  1. Aggressively train and promote people: As a manager, it is your job to retain and develop people. A part of any reward system for managers and supervisors should be the number of employees they keep and promote within the organization.
  2. Spend the time and money to train people to fluency: One of the most costly mistakes companies make is to put people in jobs before they are fluent in the critical aspects of the job.  The amount of repetition required for fluency is far more than the average trainer understands, but the extra time pays off in happier customers and more confident and competent employees.
  3. Have a way of positively reinforcing and rewarding employees who put in extra time and effort: This requires observing behavior to make sure that htose people who put in the extra effort are not overlooked or ignored.  It has been proven that people who are rewarded for extra effort not only work harder on assigned tasks but also work harder on other tasks as well.

The business that understands that outstanding accomplishments come from good coaching and lots of practice rather than native talent and intelligence, open up an unlimited pool of potentially outstanding performers.

Posted by Aubrey Daniels, Ph.D.

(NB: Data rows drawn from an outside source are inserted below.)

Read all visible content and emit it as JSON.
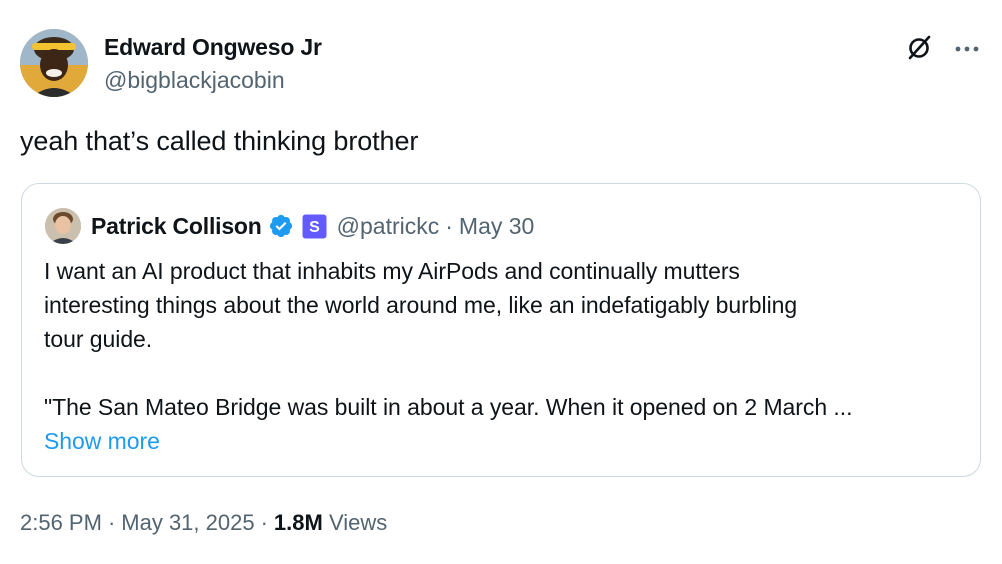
{
  "author": {
    "name": "Edward Ongweso Jr",
    "handle": "@bigblackjacobin"
  },
  "tweet": {
    "text": "yeah that’s called thinking brother"
  },
  "quoted": {
    "name": "Patrick Collison",
    "handle": "@patrickc",
    "separator": "·",
    "date": "May 30",
    "affiliate_badge": "S",
    "lines": [
      "I want an AI product that inhabits my AirPods and continually mutters",
      "interesting things about the world around me, like an indefatigably burbling",
      "tour guide.",
      "\"The San Mateo Bridge was built in about a year. When it opened on 2 March ..."
    ],
    "show_more": "Show more"
  },
  "meta": {
    "time": "2:56 PM",
    "separator": "·",
    "date": "May 31, 2025",
    "views_count": "1.8M",
    "views_label": "Views"
  },
  "icons": {
    "grok": "slashed-circle-icon",
    "more": "more-dots-icon",
    "verified": "verified-badge-icon"
  },
  "colors": {
    "text": "#0f1419",
    "secondary": "#536471",
    "link": "#1d9bf0",
    "border": "#cfd9de",
    "verified": "#1d9bf0",
    "affiliate": "#635bff"
  }
}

Aubrey is a thought leader and expert on management, leadership, safety and workplace issues. For the past 40 years, he has been dedicated to helping people and organizations apply the laws of human behavior to optimize performance.